#### [WHAT YOU HAVE TO DO]
Search the records below for the word "JSON", then return every line where it appears.

(Interface dataset entries)
★ ★ ★

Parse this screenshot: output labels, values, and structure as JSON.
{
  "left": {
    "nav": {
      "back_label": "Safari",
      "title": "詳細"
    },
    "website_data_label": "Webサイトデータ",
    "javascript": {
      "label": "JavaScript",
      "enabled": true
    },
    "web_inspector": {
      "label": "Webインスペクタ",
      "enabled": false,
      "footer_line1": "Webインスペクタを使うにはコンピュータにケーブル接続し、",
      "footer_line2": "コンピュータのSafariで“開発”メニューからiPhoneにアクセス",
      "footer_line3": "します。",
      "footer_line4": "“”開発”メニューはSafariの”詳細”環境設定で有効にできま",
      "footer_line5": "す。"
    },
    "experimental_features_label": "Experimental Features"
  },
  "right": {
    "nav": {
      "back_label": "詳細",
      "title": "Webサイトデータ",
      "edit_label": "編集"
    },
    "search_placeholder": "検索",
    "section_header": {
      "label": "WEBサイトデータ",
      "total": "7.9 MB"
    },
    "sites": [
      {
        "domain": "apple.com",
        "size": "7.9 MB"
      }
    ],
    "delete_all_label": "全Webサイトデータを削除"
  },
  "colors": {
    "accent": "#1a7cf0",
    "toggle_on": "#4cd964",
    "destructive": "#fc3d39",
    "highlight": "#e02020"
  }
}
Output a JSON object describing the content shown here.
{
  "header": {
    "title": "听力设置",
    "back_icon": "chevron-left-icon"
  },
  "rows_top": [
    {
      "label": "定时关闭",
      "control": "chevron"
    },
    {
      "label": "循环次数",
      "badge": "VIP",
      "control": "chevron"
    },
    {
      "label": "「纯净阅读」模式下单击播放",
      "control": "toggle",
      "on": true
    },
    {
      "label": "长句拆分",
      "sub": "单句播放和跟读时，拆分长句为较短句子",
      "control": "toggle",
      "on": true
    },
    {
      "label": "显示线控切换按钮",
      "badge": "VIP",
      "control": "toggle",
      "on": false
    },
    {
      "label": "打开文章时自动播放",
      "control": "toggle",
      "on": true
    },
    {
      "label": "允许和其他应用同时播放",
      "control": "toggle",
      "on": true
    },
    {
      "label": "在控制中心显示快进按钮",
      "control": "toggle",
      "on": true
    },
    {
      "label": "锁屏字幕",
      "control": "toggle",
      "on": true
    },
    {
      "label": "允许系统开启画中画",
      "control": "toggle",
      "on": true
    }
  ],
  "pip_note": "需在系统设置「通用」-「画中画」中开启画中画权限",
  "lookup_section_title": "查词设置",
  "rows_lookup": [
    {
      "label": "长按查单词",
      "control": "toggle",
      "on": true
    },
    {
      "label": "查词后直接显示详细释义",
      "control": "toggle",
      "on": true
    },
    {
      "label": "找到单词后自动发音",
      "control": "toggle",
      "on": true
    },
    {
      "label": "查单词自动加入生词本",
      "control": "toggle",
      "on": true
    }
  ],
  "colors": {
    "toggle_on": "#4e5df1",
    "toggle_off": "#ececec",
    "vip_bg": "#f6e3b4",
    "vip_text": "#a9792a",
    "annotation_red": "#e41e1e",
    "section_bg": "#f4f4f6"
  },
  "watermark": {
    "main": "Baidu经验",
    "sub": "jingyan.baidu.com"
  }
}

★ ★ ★

#### [ANSWER BELOW]
Parse this screenshot: output labels, values, and structure as JSON.
Output a JSON object describing the content shown here.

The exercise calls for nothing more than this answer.